As another example, in South America, there is evidence of ancient breathing practices among indigenous cultures that have been passed down through generations. These practices are often intertwined with spiritual and healing traditions. While specific recorded documentation may be limited, archaeological findings and anthropological studies shed light on the use of breathwork in South American cultures.
For example, in the Andean region, the Quechua and Aymara peoples have ancestral practices that incorporate conscious breathing as part of their rituals and ceremonies. These practices involve intentional breathing techniques, often combined with chanting, meditation, and movement, to connect with nature, spirits, and the divine.
The Shipibo-Conibo people of the Amazon rainforest in Peru also utilize breathwork in their traditional healing practices. Breath is considered a vital element in their shamanic ceremonies, where it is used to facilitate energetic and emotional release, purification, and spiritual connection.
Additionally, the indigenous peoples of the Colombian Sierra Nevada de Santa Marta, such as the Kogi and Arhuaco, have spiritual and ceremonial practices that involve conscious breathing. Breathwork is believed to help maintain harmony and balance within the individual and their relationship with the natural world.
While specific recorded instances of breathing practices in South America may be limited, it is evident that conscious breathwork has played a significant role in the spiritual and healing traditions of indigenous cultures across the continent. These practices emphasize the interconnectedness of breath, spirituality, and well-being, providing a deeper understanding of the profound impact of breath in South American cultures.
In conclusion, it appears that our modern Western cultures have, to some extent, overlooked and even regarded practices of conscious breathing with disdain.
After decades of rising popularity of yoga, meditation, and mindfulness, breathwork is finally experiencing a renaissance. Individuals like Wim Hof or the journalist author, James Nestor, have been a driving force in bringing back public attention to the power of breathing. Personally, I have had the privilege of learning and training with for example esteemed yoga teacher Lucas Rockwood from Yogabody. In his teachings, the ancient wisdom of yogic breathing intertwines with the demands of modern living, since it remains a fact that not all of us have the possibility or wish to spend our lives meditating in a remote monastery.
As we look to the future, the landscape of human experience is evolving with the advancements of AI and virtual worlds, and in this rapidly changing environment, the importance of our connection to our bodies and the natural world becomes increasingly vital. The question of what it truly means to be human is really taking center stage, and our breath stands as a poignant reminder of our basic humanity. After all, our breath is quite literally the bridge connecting us to our physical surroundings a remarkable 23,000 times each day.

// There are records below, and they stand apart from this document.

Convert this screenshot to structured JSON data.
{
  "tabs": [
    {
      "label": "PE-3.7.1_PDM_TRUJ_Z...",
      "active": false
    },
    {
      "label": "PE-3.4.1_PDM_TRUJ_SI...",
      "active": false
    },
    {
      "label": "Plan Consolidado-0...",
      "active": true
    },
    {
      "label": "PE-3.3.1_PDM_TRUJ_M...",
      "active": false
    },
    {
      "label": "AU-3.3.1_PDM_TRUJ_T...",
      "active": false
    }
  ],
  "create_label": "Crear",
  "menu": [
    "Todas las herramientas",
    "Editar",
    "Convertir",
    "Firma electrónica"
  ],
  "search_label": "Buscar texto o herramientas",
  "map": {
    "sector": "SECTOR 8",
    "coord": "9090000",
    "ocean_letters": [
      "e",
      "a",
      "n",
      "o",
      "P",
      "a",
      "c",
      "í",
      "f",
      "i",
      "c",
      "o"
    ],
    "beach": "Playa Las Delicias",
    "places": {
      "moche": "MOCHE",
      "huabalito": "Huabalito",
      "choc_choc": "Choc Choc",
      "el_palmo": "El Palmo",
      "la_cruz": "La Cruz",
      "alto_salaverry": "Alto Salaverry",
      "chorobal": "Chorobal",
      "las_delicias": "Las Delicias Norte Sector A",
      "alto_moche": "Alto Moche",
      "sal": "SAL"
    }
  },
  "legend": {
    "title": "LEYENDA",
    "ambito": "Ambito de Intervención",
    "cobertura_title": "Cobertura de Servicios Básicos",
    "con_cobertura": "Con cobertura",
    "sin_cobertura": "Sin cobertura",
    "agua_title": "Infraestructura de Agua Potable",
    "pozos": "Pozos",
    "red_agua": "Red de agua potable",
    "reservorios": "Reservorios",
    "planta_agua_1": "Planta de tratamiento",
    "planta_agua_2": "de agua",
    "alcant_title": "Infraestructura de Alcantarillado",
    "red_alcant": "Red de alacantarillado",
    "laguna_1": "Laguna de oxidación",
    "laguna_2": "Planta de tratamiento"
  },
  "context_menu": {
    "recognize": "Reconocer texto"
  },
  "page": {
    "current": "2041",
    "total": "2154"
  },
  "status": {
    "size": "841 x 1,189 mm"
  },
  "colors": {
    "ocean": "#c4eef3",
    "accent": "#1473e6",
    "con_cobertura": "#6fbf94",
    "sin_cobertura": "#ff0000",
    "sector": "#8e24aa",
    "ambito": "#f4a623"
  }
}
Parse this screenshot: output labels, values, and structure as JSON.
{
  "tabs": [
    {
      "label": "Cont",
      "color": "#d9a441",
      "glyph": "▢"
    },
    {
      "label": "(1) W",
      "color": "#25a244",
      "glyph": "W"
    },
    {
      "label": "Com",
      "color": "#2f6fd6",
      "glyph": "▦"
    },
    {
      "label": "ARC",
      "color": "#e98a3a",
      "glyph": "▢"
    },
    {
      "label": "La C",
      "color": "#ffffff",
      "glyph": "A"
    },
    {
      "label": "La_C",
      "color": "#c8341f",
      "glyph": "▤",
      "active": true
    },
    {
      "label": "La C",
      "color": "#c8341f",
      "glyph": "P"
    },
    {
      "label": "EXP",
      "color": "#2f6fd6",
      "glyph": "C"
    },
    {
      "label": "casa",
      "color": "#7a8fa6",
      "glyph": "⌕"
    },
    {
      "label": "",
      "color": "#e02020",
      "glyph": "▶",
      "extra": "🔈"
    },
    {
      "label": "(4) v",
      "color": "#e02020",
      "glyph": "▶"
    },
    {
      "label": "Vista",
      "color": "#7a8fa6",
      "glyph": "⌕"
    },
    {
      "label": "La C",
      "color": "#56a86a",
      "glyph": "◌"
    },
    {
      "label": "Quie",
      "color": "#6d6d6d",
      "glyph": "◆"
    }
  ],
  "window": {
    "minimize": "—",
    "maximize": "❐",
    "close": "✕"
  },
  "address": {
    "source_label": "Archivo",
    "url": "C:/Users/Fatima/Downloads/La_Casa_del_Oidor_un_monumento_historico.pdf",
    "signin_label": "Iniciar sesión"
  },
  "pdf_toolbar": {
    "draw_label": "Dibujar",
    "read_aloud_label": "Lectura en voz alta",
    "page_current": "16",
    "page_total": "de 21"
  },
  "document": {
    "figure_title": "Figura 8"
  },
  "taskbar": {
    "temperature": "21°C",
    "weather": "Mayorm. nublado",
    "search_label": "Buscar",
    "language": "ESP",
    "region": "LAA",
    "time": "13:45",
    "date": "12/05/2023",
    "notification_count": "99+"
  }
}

With each breath ... in... out, we reconnect with timeless wisdom passed down through hundreds of generations. And it's always with us.